For nearly a quarter-century, beginning in 1950, tenor saxophonist Gene Ammons (1925-1974) was among the brightest stars in the Prestige Records firmament. Whether leading, or partaking in, one of Prestige’s jam sessions, immersing himself in the organ-dominated blues and gospel grooves that in the 1950s came to be called "soul jazz," or digging deep for heart-rending ballads, Ammons was multiply masterful. And in 1960, leading a quintet featuring the impeccable pianist Tommy Flanagan, plus Ray Barretto’s piquant congas, he produced the insuperable Boss Tenor.
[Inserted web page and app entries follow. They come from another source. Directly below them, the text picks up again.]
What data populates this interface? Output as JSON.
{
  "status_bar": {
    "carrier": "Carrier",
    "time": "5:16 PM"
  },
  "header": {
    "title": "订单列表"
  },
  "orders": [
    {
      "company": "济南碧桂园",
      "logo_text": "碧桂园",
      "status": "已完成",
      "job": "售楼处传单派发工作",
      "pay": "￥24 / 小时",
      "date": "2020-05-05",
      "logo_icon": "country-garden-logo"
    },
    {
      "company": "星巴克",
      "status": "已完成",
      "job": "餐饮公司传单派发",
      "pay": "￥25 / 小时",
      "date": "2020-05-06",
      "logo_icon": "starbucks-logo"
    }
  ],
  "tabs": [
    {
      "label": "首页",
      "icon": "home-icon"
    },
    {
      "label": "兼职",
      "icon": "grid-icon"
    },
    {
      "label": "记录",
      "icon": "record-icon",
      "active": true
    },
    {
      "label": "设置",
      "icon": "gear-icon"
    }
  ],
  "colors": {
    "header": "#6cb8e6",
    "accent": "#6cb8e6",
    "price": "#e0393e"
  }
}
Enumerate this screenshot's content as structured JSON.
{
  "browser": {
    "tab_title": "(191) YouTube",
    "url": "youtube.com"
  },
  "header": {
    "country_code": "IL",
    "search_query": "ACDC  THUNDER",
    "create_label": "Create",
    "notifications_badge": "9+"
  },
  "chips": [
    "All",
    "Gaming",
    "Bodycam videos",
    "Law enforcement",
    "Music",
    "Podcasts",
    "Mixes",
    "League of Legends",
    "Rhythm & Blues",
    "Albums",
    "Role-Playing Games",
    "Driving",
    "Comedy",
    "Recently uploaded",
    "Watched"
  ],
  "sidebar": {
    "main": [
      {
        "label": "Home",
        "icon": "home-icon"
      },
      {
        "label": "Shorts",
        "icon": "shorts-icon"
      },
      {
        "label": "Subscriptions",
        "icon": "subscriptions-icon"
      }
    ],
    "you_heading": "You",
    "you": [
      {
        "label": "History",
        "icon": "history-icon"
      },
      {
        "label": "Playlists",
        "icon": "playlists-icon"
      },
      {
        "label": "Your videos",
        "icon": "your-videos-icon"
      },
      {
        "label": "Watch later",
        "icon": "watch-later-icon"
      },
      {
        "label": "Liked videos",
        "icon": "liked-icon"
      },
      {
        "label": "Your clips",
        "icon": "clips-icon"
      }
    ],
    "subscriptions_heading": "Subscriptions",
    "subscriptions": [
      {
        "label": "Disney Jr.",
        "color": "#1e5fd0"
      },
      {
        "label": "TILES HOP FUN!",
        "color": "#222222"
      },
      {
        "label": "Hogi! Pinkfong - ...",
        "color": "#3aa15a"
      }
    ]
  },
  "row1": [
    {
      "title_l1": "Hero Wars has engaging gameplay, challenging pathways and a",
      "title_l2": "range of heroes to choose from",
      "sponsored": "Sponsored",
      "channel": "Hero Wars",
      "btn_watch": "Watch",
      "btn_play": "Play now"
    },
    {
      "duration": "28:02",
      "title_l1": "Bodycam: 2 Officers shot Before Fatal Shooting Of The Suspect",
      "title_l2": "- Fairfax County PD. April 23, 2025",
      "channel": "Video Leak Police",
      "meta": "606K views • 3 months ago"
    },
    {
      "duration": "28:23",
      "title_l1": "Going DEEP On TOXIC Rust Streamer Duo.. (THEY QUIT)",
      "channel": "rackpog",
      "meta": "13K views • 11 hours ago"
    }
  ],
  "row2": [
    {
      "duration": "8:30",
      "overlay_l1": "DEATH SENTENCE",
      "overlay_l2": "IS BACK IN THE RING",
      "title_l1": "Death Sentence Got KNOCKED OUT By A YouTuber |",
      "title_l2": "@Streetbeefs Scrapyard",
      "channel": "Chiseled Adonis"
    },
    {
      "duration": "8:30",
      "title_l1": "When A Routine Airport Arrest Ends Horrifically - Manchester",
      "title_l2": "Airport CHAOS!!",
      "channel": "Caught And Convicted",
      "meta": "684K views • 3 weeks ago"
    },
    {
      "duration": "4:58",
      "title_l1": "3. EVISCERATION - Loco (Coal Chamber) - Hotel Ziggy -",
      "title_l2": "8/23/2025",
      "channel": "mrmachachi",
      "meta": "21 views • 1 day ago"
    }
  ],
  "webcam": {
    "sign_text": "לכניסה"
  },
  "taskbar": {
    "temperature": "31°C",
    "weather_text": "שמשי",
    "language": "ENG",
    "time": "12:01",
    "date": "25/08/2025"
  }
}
From the blues that drips from "Hittin’ the Jug" and "Blue Ammons" to the infectious medium bounce of the standards "Close Your Eyes" and "Canadian Sunset," and from the sophisticated swing of "Stompin’ at the Savoy" to the finger-poppin’ bop of "Confirmation" and the after-hours balladry of "My Romance," Boss Tenor has something for everyone claiming to be a fan of modern jazz.
"I was the engineer on the recording sessions and I also made the masters for the original LP issues of these albums. Since the advent of the CD, other people have been making the masters. Mastering is the final step in the process of creating the sound of the finished product. Now, thanks to the folks at the Concord Music Group who have given me the opportunity to remaster these albums, I can present my versions of the music on CD using modern technology. I remember the sessions well, I remember how the musicians wanted to sound, and I remember their reactions to the playbacks. Today, I feel strongly that I am their messenger."
—Rudy Van Gelder